** YOUR ASSIGNMENT **
Print each entry word for word without images.

- Opening Delimiter -

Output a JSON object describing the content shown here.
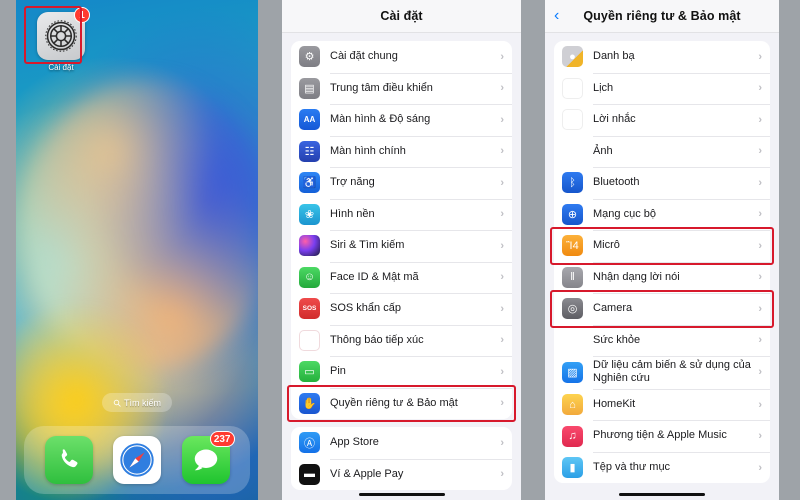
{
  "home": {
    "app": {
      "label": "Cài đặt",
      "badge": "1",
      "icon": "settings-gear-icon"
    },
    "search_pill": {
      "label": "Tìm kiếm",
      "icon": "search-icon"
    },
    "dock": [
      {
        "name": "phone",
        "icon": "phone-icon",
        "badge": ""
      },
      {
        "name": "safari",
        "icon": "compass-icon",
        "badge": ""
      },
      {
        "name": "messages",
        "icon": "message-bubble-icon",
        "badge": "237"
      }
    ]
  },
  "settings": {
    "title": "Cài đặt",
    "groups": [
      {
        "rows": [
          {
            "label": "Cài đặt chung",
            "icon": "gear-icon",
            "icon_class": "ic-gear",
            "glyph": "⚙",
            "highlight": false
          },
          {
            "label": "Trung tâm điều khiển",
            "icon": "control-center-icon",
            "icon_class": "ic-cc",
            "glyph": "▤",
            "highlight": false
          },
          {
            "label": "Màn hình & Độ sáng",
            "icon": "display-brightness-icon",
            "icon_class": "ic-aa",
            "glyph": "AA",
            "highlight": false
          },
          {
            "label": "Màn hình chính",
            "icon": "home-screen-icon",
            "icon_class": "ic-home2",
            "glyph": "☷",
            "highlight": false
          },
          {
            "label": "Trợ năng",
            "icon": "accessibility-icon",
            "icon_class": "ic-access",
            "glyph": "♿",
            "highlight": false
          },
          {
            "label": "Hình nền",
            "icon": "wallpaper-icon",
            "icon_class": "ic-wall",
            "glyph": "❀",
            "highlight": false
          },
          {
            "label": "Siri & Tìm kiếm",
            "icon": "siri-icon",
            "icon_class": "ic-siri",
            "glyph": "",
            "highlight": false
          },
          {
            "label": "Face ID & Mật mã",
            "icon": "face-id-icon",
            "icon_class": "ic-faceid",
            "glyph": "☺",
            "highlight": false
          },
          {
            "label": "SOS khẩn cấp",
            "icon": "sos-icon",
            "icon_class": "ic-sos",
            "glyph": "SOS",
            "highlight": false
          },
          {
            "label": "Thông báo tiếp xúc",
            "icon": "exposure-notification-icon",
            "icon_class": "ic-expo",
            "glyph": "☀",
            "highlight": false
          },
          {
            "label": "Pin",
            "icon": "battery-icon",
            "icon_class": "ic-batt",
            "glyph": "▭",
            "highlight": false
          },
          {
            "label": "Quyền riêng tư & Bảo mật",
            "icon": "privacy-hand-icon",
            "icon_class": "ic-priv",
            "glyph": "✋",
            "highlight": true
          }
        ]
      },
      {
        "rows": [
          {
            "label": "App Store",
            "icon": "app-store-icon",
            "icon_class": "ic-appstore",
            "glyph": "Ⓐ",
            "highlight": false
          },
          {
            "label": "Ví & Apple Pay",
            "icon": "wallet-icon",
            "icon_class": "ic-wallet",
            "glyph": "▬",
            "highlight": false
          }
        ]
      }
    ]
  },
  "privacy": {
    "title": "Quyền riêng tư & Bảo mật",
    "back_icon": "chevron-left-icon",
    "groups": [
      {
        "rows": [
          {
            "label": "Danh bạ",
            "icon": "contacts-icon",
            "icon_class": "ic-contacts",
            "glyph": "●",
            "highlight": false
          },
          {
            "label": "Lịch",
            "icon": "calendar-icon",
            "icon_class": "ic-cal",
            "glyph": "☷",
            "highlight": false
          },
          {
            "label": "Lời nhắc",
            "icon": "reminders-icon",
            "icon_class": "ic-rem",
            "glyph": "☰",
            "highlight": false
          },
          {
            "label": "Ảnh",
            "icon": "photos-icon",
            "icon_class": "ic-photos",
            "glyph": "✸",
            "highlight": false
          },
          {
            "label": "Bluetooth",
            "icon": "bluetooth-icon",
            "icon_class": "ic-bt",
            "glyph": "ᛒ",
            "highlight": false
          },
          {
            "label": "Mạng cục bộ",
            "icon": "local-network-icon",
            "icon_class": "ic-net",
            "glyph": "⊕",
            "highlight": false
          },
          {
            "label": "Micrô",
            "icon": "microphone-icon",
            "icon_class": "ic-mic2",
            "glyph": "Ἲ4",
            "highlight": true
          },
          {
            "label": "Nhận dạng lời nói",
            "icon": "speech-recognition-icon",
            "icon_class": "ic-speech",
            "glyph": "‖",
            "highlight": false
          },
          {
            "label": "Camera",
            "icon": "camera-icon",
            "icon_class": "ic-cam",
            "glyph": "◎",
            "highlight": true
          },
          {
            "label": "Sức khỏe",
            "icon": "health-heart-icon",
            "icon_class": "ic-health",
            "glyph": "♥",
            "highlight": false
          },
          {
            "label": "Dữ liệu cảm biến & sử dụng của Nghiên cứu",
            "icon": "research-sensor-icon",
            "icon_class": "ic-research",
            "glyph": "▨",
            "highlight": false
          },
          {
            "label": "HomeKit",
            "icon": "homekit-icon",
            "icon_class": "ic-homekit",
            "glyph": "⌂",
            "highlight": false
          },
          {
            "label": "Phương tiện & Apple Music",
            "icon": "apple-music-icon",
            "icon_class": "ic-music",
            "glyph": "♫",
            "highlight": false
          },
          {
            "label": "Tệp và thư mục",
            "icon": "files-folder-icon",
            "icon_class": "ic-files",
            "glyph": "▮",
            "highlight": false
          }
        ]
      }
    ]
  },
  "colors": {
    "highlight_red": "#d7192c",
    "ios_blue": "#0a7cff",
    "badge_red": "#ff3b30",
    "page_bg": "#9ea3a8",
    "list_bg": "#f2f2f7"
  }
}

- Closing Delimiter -

** TASK SOLUTION **
Output a JSON object describing the content shown here.
{
  "home": {
    "app": {
      "label": "Cài đặt",
      "badge": "1",
      "icon": "settings-gear-icon"
    },
    "search_pill": {
      "label": "Tìm kiếm",
      "icon": "search-icon"
    },
    "dock": [
      {
        "name": "phone",
        "icon": "phone-icon",
        "badge": ""
      },
      {
        "name": "safari",
        "icon": "compass-icon",
        "badge": ""
      },
      {
        "name": "messages",
        "icon": "message-bubble-icon",
        "badge": "237"
      }
    ]
  },
  "settings": {
    "title": "Cài đặt",
    "groups": [
      {
        "rows": [
          {
            "label": "Cài đặt chung",
            "icon": "gear-icon",
            "icon_class": "ic-gear",
            "glyph": "⚙",
            "highlight": false
          },
          {
            "label": "Trung tâm điều khiển",
            "icon": "control-center-icon",
            "icon_class": "ic-cc",
            "glyph": "▤",
            "highlight": false
          },
          {
            "label": "Màn hình & Độ sáng",
            "icon": "display-brightness-icon",
            "icon_class": "ic-aa",
            "glyph": "AA",
            "highlight": false
          },
          {
            "label": "Màn hình chính",
            "icon": "home-screen-icon",
            "icon_class": "ic-home2",
            "glyph": "☷",
            "highlight": false
          },
          {
            "label": "Trợ năng",
            "icon": "accessibility-icon",
            "icon_class": "ic-access",
            "glyph": "♿",
            "highlight": false
          },
          {
            "label": "Hình nền",
            "icon": "wallpaper-icon",
            "icon_class": "ic-wall",
            "glyph": "❀",
            "highlight": false
          },
          {
            "label": "Siri & Tìm kiếm",
            "icon": "siri-icon",
            "icon_class": "ic-siri",
            "glyph": "",
            "highlight": false
          },
          {
            "label": "Face ID & Mật mã",
            "icon": "face-id-icon",
            "icon_class": "ic-faceid",
            "glyph": "☺",
            "highlight": false
          },
          {
            "label": "SOS khẩn cấp",
            "icon": "sos-icon",
            "icon_class": "ic-sos",
            "glyph": "SOS",
            "highlight": false
          },
          {
            "label": "Thông báo tiếp xúc",
            "icon": "exposure-notification-icon",
            "icon_class": "ic-expo",
            "glyph": "☀",
            "highlight": false
          },
          {
            "label": "Pin",
            "icon": "battery-icon",
            "icon_class": "ic-batt",
            "glyph": "▭",
            "highlight": false
          },
          {
            "label": "Quyền riêng tư & Bảo mật",
            "icon": "privacy-hand-icon",
            "icon_class": "ic-priv",
            "glyph": "✋",
            "highlight": true
          }
        ]
      },
      {
        "rows": [
          {
            "label": "App Store",
            "icon": "app-store-icon",
            "icon_class": "ic-appstore",
            "glyph": "Ⓐ",
            "highlight": false
          },
          {
            "label": "Ví & Apple Pay",
            "icon": "wallet-icon",
            "icon_class": "ic-wallet",
            "glyph": "▬",
            "highlight": false
          }
        ]
      }
    ]
  },
  "privacy": {
    "title": "Quyền riêng tư & Bảo mật",
    "back_icon": "chevron-left-icon",
    "groups": [
      {
        "rows": [
          {
            "label": "Danh bạ",
            "icon": "contacts-icon",
            "icon_class": "ic-contacts",
            "glyph": "●",
            "highlight": false
          },
          {
            "label": "Lịch",
            "icon": "calendar-icon",
            "icon_class": "ic-cal",
            "glyph": "☷",
            "highlight": false
          },
          {
            "label": "Lời nhắc",
            "icon": "reminders-icon",
            "icon_class": "ic-rem",
            "glyph": "☰",
            "highlight": false
          },
          {
            "label": "Ảnh",
            "icon": "photos-icon",
            "icon_class": "ic-photos",
            "glyph": "✸",
            "highlight": false
          },
          {
            "label": "Bluetooth",
            "icon": "bluetooth-icon",
            "icon_class": "ic-bt",
            "glyph": "ᛒ",
            "highlight": false
          },
          {
            "label": "Mạng cục bộ",
            "icon": "local-network-icon",
            "icon_class": "ic-net",
            "glyph": "⊕",
            "highlight": false
          },
          {
            "label": "Micrô",
            "icon": "microphone-icon",
            "icon_class": "ic-mic2",
            "glyph": "Ἲ4",
            "highlight": true
          },
          {
            "label": "Nhận dạng lời nói",
            "icon": "speech-recognition-icon",
            "icon_class": "ic-speech",
            "glyph": "‖",
            "highlight": false
          },
          {
            "label": "Camera",
            "icon": "camera-icon",
            "icon_class": "ic-cam",
            "glyph": "◎",
            "highlight": true
          },
          {
            "label": "Sức khỏe",
            "icon": "health-heart-icon",
            "icon_class": "ic-health",
            "glyph": "♥",
            "highlight": false
          },
          {
            "label": "Dữ liệu cảm biến & sử dụng của Nghiên cứu",
            "icon": "research-sensor-icon",
            "icon_class": "ic-research",
            "glyph": "▨",
            "highlight": false
          },
          {
            "label": "HomeKit",
            "icon": "homekit-icon",
            "icon_class": "ic-homekit",
            "glyph": "⌂",
            "highlight": false
          },
          {
            "label": "Phương tiện & Apple Music",
            "icon": "apple-music-icon",
            "icon_class": "ic-music",
            "glyph": "♫",
            "highlight": false
          },
          {
            "label": "Tệp và thư mục",
            "icon": "files-folder-icon",
            "icon_class": "ic-files",
            "glyph": "▮",
            "highlight": false
          }
        ]
      }
    ]
  },
  "colors": {
    "highlight_red": "#d7192c",
    "ios_blue": "#0a7cff",
    "badge_red": "#ff3b30",
    "page_bg": "#9ea3a8",
    "list_bg": "#f2f2f7"
  }
}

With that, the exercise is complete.